Regular internal benchmarking activity can provide a sensitive tool for identifying variations in rates of SSI as well as measuring results of interventions aimed at reducing variations in infection rate between facilities, within a facility, and overall. It also serves as a model for capturing and correcting other variations in care between our facilities which can impact overall quality of care.
1O,Toole, E.; Eichholz, K.; & Fessler, R. (2009). Surgical site infection rate after minimally invasive spinal surgery. Journal of Neurosurgery. 2009(11)4.
A total of 105 consecutive outpatient cervical laminotomy/foraminotomy decompression procedures were performed from October 2007 through January 2008 at one facility. A retrospective chart review including a 6 week, 12 week, 6 month and 12 month patient follow-up was performed and perioperative complications, VAS, ODI, SF36, return to work and return to daily activities are reported. Of the 105 patients in this study, a total of 87 patients (82.9%) completed a questionnaire.
* Average baseline VAS 6.36, where on a scale of 0 to 10, 5 to 6 represents moderate pain, 7 to 10 represents severe pain. Average baseline ODI 39.8, where on a scale of 100, 20 to 40 represents moderate disability.
A total of 644 consecutive outpatient lumbar laminotomy/foraminotomy decompression procedures were performed from October 2007 through January 2008 at one facility. A retrospective chart review including a 6 week, 12 week, 6 month and 12 month patient follow-up was performed and perioperative complications, VAS, ODI, SF36, return to work and return to daily activities are reported. Only patients with previous lumbar spine surgery were excluded from this data set, leaving 402 patients. Of the 402 patients in this study, a total of 312 patients (77.6%) completed a questionnaire.
* Average baseline VAS 6.41, where on a scale of 0 to 10, 5 to 6 represents moderate pain, 7 to 10 represents severe pain. Average baseline ODI 42.0, where on a scale of 100, 40 to 60 represents severe disability.
Our minimally invasive spine surgery provides many advantages vs. open back surgery.
An overview of research articles published by Laser Spine Institute surgeons and physicians.
|Minimally Invasive Procedures||Traditional Open Back Surgery|
|Hospital stay||None||2-5 Days|
|Infection rate||0.41 percent||19 percent|

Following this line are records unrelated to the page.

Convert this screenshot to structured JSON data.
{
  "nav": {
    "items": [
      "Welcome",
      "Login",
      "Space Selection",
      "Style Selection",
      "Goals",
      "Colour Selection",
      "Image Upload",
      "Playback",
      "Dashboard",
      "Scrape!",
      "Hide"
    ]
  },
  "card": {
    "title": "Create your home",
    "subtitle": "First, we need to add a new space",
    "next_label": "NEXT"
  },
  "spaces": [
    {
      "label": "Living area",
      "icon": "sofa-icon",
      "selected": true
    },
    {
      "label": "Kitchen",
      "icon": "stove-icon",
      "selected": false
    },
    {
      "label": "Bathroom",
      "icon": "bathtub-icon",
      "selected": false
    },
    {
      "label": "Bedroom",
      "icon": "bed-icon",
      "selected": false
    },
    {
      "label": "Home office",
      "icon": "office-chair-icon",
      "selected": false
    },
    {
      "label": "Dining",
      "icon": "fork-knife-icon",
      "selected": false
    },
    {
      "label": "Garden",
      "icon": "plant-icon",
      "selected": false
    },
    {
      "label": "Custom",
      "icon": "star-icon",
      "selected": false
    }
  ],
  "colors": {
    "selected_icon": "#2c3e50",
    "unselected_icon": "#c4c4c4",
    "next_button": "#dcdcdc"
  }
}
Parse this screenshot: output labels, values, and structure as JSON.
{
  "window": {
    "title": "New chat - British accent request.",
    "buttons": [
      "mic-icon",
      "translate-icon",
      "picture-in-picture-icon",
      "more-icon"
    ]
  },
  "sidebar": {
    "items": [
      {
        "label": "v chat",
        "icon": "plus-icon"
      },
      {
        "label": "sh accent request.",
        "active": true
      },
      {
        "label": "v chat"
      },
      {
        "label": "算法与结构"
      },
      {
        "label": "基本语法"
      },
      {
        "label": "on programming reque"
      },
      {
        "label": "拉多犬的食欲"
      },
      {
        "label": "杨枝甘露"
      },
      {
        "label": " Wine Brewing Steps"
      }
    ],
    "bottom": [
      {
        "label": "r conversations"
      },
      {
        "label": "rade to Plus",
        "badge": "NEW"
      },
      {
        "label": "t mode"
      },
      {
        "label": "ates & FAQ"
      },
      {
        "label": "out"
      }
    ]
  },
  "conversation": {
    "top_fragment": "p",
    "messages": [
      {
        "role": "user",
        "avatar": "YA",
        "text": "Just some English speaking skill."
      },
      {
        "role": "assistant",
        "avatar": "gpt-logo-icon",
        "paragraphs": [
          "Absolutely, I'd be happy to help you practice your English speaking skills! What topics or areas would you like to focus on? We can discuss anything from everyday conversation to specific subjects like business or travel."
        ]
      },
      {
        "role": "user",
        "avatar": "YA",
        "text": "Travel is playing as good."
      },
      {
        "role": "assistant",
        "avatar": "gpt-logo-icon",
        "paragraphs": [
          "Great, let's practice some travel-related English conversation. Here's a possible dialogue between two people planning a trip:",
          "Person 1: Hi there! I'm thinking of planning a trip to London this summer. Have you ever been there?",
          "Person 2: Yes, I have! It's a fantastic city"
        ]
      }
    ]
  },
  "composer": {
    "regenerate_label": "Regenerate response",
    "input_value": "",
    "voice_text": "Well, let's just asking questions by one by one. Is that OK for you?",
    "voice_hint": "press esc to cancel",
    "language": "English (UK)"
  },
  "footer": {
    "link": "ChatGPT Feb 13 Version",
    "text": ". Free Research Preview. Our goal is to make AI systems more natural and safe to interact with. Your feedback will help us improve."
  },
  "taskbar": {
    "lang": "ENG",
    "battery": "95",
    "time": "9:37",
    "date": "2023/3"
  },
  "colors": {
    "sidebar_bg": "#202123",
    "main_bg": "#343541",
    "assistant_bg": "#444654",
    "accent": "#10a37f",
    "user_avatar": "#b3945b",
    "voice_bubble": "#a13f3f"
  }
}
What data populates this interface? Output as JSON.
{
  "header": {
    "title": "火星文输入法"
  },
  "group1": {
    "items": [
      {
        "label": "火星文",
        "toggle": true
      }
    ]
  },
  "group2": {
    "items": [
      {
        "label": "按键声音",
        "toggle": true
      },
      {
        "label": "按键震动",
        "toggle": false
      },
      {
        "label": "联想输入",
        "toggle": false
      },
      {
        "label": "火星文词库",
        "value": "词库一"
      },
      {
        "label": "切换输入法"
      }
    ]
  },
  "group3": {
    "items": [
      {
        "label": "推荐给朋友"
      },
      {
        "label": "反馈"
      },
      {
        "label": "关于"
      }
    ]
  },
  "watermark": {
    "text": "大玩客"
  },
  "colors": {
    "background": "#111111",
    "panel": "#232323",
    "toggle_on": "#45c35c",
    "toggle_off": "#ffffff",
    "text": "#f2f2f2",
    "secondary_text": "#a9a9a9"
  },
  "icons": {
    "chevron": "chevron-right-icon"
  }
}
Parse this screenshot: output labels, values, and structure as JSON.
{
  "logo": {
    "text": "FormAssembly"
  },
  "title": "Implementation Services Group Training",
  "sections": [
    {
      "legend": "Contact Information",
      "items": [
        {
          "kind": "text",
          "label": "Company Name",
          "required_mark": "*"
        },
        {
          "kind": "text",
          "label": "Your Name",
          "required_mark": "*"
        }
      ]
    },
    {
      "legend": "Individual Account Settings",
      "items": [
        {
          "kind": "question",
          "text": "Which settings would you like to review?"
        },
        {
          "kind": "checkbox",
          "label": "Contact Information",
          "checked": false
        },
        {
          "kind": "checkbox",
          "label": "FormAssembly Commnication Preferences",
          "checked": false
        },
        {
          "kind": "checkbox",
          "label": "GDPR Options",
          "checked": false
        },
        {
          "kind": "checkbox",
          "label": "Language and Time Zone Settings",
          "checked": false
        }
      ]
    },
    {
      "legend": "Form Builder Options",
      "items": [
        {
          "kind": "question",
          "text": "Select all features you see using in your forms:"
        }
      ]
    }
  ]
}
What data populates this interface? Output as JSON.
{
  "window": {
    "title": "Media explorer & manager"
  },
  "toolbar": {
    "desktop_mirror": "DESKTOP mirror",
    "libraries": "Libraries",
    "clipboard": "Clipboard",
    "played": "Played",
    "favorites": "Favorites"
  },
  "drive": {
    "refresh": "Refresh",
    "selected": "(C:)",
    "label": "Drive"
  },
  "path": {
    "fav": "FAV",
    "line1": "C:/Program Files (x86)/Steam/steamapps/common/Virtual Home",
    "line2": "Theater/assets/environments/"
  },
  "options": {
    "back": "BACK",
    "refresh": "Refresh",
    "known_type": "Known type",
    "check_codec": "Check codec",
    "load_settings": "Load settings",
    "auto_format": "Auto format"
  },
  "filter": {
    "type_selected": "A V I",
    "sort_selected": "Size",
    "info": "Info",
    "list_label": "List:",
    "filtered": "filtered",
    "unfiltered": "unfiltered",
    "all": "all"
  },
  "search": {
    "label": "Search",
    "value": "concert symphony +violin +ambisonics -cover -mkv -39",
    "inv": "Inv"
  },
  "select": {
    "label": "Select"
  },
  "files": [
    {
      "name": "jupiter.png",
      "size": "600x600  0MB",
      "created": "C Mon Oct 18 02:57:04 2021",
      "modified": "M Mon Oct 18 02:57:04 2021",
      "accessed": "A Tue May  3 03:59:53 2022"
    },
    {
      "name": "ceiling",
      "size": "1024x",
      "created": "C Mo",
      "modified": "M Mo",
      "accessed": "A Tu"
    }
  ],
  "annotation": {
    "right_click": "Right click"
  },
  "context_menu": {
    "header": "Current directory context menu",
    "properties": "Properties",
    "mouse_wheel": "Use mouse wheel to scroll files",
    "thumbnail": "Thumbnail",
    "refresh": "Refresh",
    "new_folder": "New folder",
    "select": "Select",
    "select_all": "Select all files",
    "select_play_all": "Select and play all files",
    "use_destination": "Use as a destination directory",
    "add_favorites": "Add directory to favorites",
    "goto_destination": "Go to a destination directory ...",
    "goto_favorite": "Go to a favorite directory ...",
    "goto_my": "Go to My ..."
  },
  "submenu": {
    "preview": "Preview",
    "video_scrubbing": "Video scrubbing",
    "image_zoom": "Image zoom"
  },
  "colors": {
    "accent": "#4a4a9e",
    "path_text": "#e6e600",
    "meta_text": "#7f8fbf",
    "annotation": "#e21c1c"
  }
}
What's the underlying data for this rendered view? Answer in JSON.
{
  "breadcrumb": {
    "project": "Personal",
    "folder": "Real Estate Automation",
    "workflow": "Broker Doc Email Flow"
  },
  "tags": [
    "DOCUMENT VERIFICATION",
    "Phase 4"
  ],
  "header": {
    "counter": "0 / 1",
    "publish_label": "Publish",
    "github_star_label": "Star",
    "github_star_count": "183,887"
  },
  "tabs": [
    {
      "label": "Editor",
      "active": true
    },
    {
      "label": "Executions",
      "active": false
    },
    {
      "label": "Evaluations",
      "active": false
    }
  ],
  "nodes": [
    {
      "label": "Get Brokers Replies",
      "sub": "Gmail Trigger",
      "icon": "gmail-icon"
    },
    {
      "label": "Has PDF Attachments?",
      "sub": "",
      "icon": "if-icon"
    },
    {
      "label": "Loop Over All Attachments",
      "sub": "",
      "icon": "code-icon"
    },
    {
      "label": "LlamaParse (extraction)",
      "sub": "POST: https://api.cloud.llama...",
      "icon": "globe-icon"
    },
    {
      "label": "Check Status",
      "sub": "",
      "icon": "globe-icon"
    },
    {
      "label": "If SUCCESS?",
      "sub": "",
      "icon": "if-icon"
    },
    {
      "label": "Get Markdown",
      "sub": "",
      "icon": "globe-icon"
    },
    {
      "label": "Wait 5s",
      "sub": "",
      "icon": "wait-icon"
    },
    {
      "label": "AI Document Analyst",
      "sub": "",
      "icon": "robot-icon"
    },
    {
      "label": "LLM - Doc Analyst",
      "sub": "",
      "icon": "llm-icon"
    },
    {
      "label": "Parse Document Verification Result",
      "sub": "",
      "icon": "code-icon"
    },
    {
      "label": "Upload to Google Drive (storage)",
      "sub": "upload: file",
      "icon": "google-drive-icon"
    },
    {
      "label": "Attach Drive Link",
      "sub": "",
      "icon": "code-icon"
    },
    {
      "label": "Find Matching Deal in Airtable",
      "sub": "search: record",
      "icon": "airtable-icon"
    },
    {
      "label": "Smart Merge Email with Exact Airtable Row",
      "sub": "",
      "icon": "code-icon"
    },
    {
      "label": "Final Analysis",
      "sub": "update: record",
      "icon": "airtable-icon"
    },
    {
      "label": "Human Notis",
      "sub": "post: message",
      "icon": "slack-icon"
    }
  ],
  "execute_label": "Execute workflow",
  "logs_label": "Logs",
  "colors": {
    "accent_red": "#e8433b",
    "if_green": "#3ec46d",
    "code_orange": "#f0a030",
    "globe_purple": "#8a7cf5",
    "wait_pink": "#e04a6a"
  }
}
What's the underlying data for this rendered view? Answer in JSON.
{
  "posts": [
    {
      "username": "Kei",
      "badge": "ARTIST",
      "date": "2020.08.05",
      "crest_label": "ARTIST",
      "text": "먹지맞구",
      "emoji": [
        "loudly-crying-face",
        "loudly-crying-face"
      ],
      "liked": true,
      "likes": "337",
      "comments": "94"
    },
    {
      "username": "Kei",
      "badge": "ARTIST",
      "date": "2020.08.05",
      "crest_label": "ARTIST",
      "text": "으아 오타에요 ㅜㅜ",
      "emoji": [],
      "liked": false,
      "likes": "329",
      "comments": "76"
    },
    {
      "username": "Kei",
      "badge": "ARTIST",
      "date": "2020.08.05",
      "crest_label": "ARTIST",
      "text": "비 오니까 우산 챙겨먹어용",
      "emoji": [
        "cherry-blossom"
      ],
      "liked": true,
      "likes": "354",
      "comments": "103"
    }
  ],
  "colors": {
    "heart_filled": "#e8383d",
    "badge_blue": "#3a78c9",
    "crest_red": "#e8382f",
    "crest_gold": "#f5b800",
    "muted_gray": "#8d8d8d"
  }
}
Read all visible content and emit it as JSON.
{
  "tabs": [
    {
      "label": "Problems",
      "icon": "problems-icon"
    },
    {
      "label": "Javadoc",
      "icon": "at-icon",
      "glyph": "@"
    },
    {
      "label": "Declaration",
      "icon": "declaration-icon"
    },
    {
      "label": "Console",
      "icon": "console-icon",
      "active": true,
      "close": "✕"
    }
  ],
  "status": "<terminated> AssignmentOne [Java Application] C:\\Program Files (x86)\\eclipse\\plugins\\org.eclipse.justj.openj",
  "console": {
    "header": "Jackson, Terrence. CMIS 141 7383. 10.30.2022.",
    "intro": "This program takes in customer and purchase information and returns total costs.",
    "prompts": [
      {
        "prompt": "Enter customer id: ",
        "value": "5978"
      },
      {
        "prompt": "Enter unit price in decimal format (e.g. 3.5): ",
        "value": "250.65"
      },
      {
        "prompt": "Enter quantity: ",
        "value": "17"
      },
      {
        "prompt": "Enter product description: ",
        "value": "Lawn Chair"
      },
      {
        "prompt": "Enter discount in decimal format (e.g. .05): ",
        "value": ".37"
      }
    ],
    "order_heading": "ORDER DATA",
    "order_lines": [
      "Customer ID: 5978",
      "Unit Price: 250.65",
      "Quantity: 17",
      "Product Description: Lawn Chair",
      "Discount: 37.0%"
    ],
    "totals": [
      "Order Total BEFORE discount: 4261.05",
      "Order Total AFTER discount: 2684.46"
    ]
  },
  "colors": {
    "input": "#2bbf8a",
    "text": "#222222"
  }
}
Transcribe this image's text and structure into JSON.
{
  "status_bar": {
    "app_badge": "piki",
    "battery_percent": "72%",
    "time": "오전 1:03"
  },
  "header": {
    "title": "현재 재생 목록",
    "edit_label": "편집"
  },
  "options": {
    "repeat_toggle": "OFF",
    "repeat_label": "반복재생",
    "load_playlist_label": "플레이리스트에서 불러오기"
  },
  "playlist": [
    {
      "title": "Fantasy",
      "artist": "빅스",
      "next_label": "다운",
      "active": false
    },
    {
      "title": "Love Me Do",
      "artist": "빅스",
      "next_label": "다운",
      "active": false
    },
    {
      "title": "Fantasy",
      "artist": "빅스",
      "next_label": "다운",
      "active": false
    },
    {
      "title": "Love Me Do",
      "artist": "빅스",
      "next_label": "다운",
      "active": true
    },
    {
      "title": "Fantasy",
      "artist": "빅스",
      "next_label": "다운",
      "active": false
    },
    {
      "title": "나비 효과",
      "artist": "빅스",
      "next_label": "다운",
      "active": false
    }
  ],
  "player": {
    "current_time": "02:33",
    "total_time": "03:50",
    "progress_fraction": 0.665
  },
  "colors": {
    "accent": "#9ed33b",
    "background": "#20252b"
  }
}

1. Laser Spine Institute. Outpatient Based Minimally Invasive Cervical Laminotomy/Foraminotomy Spinal Decompression: Feasibility, Safety and Clinical Results. Presented at the American Academy of Neurological and Orthopedic Surgeons (AANOS) Annual Scientific Meeting. Montreal, Canada. 2009
2. Laser Spine Institute. Outpatient Based Minimally Invasive Lumbar Laminotomy/Foraminotomy Spinal Decompression: Feasibility, Safety and Clinical Results. Presented at the American Academy of Neurological and Orthopedic Surgeons (AANOS) Annual Scientific Meeting. Montreal, Canada. 2009